I’m working on it. I really want art in my house. Until that happens, I’ll continue to supplement my bare walls with interesting shelves, statement walls, and the few plants that manage to stay alive.
I’ve seen a few of these yarn wall pieces floating around pinterest, and I thought, “why not?” I needed a reason to visit the Lion Brand Yarn Studio by Union Square. I was pleased to find the quality of yarn was much higher than I expected and the prices were on the low side, which is a relief if you know what it’s like to try to find reasonably priced yarn in NYC.
I settled on these three colors.
The gem of this batch was the light yarn with the gold leaf, which stays attached to the yarn quite well.
I was so thrilled when I found it, when I took it home to Ryan, I showed him with pride, exclaiming how it matches our gold and white theme in the house.
To which he replied, “I didn’t know we had a gold and white theme.”
Doing a face-palm never felt more appropriate.
Hanging Wall Art Supplies
-3 different types of yarn. You won’t use a whole skein, so this is a good project for leftover yarn.
-2 two-feet wooden dowels
-Copper wire or twine for hanging
This project is pretty simple and fast. You’ll want to prep the yarn by cutting it into a lot of equal-length strings.
Grab the bottom dowel, and taking the cut yarn, loop some knots working left to right. Continue making knots to the width that you prefer. I stopped in the middle to change colors, making sure the outer colors had the same amount of knots to keep the symmetry.
Once you’ve completed the bottom row, do the same with the top row. I wanted my top row of yarn to have a smaller width, so I did fewer knots. Then I secured the two dowels together by tying them together with copper wire. You can also use string or twine for this step.
Once they were attached, I took the scissors to it to try to even out the shape. It turned out nicely.
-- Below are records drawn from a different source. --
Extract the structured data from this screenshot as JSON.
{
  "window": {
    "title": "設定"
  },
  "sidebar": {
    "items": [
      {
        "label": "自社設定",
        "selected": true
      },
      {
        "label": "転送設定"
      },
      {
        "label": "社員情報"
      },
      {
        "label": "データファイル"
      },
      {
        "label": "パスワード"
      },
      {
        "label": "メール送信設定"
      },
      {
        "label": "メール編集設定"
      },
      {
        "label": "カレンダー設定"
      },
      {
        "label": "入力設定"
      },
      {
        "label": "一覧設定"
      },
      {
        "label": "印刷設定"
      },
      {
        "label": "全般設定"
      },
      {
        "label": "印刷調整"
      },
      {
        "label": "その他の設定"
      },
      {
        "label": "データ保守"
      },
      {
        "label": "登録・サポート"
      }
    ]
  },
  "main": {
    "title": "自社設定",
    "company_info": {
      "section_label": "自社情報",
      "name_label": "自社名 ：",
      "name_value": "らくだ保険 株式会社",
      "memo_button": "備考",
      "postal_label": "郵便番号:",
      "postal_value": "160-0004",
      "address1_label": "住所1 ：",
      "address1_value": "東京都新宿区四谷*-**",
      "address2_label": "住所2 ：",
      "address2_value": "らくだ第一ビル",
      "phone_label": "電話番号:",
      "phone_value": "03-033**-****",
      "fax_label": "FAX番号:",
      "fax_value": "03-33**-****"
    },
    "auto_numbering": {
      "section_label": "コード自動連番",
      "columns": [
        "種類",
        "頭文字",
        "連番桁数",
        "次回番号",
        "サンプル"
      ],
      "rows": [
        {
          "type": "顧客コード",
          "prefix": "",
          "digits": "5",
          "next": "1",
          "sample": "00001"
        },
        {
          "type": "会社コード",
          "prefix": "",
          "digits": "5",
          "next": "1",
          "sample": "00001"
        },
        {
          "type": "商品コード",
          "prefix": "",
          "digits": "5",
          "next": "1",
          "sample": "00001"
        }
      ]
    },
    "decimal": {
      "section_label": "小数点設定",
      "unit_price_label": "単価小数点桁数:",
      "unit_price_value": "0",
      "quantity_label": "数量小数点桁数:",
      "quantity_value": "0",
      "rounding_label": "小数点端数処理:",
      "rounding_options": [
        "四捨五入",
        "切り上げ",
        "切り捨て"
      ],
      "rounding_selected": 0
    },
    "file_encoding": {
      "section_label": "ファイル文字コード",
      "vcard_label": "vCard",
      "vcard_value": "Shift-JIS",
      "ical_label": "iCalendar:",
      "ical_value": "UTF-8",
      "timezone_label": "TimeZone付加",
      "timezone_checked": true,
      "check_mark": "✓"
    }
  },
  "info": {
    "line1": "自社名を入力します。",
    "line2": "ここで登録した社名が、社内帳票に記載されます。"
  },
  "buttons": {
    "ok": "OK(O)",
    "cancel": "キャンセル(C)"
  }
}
One of these days, I’ll get around to creating my own weaving to display on the wall. I’ve even taken a loom weaving class! But in the meantime, this piece adds a bit of texture and color to the room.